An under-achieving small-town bumpkin, a beautiful and educated young woman, a visiting quack doctor, and a blustery recruiting officer. A small village in the middle of a rural landscape, a collection of townspeople and farmers. Gorgeous tunes, lovely duets, uproarious comedy. The Music Man? Oklahoma!? No, it's the delicious comic opera by Donizetti, The Elixir of Love.
Several years ago, I was asked to create a production of this Donizetti masterpiece for a consortium of American opera companies in San Francisco, Boston, Denver and elsewhere. The goal was to take a fresh look at the piece and gently transport it to a slightly more recent time and place. Elixir has always been my favourite Italian comedy, and it certainly didn't need to be ripped from its original time and place only to be thrust into the glare of the modern world. But one thing I have always found with this operatic charmer is that the lack of specificity—time, place, characterization, situation—made it seem to many opera goers, unfortunately, as a mere confection, a meringue italienne.
So taking a page from the playbook of the classic American musical, my colleagues and I decided to place this opera in what we would call Anytown, USA circa 1914. Along the way, we tweaked the production to reflect some regional flavours—a hint of early Napa Valley for San Francisco, a slightly more frontier town feel for Denver, a touch of New England for Boston, etc.
When the Canadian Opera Company asked me to bring this production of The Elixir of Love to Toronto, we all thought it would be a wonderful opportunity to make it more specific to this province. So from Anytown, USA we travel to Anytown, Ontario. The goal, as has always been with this production, is to infuse the story with some local colour while preserving all of its original charm. Fortunately for me, looking back with a bit of nostalgia at Southern Ontario on the eve of World War One has been a rich and exciting journey.

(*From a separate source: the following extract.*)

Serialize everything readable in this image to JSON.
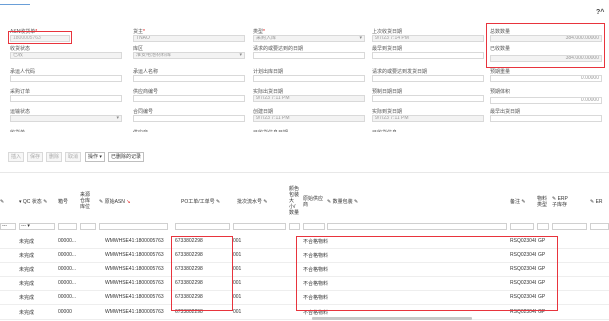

Banner: Andrew Haji and Simone Osborne in The Elixir of Love (COC, 2017), photo: Michael Cooper